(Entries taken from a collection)
* * * *

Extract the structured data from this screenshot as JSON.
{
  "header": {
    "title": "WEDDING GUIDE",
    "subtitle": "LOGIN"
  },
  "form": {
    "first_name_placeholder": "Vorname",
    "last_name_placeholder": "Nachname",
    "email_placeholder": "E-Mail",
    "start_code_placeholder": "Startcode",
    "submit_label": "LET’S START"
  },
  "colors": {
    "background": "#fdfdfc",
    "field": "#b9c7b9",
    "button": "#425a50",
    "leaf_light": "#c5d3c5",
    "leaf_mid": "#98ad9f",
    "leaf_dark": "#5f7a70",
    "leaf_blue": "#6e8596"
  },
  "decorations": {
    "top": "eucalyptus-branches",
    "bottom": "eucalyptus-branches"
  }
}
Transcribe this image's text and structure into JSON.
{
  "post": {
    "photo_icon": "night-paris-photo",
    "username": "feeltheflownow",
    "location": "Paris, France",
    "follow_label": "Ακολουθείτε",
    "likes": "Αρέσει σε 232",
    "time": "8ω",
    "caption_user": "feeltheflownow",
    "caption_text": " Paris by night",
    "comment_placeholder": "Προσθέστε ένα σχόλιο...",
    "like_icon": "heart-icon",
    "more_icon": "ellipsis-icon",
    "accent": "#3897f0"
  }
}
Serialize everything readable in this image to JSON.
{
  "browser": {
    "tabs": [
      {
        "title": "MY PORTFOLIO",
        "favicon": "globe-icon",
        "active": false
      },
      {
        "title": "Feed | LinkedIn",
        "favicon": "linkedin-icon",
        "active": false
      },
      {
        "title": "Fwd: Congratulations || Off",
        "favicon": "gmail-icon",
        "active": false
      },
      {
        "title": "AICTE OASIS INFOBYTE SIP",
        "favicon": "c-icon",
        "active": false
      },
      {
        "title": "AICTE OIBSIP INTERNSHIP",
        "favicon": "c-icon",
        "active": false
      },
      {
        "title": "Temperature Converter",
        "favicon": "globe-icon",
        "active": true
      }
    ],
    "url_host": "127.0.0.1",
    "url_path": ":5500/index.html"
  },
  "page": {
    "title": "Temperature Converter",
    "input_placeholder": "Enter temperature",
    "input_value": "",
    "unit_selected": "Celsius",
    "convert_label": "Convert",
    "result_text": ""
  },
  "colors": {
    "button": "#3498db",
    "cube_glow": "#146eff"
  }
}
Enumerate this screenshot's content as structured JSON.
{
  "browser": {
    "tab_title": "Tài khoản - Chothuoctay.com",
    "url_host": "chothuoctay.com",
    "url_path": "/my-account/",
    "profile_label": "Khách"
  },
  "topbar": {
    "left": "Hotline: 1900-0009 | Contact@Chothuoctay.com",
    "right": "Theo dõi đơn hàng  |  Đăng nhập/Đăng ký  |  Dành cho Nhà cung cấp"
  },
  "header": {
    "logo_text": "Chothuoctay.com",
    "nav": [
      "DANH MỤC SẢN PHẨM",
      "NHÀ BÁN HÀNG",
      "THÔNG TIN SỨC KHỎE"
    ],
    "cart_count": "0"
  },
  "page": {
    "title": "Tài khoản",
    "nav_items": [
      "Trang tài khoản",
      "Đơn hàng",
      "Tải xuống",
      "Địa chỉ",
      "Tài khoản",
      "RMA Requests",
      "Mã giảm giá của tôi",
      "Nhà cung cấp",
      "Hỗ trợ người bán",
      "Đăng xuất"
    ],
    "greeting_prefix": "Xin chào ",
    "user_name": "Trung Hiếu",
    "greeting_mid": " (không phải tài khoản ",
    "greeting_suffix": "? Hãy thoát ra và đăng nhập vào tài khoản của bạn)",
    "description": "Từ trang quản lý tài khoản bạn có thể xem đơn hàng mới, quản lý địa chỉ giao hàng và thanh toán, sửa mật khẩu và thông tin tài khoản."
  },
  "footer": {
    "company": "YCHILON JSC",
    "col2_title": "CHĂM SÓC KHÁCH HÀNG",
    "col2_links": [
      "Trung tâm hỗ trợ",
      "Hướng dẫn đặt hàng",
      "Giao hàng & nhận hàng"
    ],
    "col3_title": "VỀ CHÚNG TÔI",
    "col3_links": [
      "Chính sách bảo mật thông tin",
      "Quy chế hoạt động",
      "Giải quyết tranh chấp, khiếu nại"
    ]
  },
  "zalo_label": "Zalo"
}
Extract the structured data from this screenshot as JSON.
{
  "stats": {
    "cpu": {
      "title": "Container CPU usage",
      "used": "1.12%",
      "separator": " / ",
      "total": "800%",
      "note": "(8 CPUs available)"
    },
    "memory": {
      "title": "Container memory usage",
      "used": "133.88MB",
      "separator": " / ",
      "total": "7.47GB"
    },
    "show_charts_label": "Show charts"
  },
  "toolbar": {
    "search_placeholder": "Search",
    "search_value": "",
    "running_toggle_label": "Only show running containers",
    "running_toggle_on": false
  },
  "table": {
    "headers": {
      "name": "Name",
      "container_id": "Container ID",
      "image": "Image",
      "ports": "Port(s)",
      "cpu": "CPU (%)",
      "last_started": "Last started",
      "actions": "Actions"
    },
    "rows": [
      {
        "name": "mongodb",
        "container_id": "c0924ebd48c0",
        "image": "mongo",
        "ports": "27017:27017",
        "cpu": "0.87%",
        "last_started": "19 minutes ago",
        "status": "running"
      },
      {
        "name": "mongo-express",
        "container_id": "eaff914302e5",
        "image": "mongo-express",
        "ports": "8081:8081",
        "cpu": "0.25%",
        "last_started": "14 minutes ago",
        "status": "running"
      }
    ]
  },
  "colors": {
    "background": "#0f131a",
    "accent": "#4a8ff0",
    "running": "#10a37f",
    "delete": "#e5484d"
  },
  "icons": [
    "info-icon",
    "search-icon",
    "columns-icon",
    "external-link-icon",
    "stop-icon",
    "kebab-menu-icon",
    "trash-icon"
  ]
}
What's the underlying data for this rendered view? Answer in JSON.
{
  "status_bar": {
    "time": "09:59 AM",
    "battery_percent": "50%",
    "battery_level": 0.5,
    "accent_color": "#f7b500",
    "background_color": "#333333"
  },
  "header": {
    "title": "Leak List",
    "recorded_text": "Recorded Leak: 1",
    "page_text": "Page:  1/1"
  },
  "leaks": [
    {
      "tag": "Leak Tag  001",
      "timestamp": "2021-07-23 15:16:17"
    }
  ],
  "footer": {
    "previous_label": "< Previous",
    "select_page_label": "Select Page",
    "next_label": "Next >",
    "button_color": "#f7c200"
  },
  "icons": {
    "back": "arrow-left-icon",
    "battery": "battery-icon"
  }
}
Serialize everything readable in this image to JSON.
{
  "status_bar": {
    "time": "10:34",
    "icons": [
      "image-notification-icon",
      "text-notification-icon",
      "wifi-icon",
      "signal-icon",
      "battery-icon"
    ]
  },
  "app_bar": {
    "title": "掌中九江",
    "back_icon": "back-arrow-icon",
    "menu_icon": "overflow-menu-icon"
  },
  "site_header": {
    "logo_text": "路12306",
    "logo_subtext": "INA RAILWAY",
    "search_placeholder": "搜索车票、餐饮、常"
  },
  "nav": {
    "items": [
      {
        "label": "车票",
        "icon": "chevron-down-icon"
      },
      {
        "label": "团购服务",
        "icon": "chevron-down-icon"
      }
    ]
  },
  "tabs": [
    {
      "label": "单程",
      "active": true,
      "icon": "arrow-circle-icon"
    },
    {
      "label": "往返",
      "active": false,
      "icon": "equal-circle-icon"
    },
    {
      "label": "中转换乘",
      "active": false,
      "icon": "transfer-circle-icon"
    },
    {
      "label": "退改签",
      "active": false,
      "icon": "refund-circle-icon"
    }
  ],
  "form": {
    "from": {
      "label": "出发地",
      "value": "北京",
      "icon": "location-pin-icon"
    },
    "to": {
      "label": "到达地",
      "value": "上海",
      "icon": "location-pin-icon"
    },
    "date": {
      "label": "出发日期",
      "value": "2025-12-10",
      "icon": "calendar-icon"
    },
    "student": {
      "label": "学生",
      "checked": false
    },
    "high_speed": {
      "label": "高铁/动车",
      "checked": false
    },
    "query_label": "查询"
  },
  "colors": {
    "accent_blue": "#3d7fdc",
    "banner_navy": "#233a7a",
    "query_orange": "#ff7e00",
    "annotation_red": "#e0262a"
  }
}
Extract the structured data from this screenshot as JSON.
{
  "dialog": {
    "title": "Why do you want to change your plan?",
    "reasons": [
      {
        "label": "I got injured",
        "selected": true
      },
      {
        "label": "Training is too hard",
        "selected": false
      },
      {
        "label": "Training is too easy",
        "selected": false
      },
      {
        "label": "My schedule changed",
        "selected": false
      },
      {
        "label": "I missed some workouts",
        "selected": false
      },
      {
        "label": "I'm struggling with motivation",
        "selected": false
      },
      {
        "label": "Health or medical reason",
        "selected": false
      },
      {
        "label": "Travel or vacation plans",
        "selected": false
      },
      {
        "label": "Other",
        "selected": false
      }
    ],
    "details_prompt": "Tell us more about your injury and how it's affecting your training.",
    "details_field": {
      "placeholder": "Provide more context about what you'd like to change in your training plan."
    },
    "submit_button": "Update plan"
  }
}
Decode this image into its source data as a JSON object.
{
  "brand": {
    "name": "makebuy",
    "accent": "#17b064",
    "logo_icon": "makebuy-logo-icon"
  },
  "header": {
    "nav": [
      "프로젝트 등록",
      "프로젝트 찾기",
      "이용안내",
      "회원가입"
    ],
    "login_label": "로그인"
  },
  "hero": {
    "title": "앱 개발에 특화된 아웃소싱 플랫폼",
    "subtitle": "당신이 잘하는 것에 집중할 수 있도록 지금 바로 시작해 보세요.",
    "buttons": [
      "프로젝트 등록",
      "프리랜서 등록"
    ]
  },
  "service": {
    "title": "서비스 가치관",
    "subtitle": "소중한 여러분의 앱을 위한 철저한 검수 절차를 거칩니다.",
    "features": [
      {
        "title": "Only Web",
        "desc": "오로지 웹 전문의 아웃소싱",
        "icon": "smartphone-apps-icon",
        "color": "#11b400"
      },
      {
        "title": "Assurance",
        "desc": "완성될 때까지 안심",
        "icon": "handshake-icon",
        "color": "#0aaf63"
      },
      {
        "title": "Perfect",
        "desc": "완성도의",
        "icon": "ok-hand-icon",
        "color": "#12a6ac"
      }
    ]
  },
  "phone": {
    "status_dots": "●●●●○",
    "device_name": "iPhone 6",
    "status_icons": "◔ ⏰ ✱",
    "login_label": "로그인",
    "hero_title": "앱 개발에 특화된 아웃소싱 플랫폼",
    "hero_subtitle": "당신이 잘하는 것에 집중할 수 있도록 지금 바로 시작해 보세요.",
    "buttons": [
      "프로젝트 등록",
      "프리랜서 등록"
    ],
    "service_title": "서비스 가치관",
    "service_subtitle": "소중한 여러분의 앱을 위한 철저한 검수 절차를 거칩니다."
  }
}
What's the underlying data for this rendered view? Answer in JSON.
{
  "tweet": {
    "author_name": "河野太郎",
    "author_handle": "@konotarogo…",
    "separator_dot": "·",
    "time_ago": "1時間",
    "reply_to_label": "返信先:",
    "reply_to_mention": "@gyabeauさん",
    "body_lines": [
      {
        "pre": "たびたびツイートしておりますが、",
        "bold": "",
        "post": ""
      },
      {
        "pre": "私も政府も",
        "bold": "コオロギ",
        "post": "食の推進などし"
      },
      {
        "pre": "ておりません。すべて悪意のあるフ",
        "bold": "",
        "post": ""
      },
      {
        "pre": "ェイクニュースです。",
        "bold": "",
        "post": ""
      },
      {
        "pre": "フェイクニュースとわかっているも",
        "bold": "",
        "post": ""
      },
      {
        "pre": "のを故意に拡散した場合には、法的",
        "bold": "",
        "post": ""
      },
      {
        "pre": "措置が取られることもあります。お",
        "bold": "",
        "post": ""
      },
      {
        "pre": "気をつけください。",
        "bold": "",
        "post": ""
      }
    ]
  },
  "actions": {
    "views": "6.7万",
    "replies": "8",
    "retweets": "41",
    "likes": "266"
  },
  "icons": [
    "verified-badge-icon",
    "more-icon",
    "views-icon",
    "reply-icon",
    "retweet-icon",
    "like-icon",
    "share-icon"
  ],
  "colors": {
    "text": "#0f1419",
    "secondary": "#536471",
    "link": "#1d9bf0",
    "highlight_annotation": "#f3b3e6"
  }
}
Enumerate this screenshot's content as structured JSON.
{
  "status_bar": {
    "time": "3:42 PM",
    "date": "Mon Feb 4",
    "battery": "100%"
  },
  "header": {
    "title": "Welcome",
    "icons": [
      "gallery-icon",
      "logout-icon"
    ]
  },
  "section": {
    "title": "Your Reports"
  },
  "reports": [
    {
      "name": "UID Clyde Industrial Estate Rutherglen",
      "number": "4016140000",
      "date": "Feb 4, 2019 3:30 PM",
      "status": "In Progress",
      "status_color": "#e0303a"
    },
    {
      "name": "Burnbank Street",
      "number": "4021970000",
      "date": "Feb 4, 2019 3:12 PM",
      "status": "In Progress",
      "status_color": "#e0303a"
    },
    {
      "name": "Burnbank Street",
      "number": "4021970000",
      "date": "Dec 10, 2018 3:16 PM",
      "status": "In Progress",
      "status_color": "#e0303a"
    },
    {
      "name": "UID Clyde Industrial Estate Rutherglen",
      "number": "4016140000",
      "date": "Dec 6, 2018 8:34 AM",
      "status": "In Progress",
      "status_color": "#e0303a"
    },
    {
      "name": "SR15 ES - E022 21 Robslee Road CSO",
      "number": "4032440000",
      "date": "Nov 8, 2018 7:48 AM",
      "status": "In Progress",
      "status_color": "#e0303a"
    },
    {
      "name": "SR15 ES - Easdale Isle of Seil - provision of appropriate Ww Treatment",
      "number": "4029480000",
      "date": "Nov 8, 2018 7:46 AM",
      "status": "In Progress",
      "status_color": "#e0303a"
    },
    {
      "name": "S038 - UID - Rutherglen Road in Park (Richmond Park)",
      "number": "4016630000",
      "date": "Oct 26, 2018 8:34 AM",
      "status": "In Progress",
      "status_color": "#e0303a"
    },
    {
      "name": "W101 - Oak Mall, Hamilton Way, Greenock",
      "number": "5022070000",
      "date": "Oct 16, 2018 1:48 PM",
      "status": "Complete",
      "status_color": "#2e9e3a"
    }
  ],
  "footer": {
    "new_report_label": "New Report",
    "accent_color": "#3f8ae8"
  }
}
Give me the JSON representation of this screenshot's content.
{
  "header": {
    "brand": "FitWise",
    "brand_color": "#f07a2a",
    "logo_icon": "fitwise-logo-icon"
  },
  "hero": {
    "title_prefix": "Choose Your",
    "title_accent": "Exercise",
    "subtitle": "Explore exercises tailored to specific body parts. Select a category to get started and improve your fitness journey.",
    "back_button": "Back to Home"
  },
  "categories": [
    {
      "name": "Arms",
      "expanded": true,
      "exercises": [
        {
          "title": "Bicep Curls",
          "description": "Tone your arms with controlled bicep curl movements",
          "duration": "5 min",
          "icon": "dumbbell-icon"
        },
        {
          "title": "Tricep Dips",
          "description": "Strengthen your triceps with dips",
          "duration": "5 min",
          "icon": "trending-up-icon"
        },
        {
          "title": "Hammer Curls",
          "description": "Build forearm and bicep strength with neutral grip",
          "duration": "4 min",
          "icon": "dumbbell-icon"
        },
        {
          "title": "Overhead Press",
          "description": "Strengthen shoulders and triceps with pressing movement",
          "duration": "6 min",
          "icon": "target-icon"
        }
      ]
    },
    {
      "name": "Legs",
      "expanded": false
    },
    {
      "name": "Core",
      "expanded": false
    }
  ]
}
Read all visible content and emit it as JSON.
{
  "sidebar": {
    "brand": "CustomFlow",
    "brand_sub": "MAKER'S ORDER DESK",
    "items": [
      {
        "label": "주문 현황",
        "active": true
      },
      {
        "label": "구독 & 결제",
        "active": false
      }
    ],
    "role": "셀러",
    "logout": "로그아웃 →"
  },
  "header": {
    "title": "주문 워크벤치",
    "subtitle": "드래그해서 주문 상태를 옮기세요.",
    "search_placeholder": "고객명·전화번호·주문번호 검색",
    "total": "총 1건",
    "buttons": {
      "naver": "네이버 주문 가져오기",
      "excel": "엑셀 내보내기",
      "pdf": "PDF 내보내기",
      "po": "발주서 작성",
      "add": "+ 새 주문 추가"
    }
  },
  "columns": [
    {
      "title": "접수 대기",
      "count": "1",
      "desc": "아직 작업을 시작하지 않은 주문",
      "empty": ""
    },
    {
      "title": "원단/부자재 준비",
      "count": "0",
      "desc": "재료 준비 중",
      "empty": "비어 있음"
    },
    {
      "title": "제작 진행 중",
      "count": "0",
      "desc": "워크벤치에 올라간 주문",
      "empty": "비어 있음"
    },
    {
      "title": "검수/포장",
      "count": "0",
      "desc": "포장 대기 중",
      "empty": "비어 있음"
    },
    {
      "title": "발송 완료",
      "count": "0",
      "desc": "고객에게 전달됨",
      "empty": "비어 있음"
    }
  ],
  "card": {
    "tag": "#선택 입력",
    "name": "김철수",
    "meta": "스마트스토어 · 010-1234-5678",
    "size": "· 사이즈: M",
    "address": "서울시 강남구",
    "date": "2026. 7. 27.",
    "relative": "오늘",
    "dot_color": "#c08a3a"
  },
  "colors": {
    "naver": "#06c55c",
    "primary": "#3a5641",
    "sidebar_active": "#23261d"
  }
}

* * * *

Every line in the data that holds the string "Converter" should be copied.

> _YOUR SOLUTION_
        "title": "Temperature Converter",
    "title": "Temperature Converter",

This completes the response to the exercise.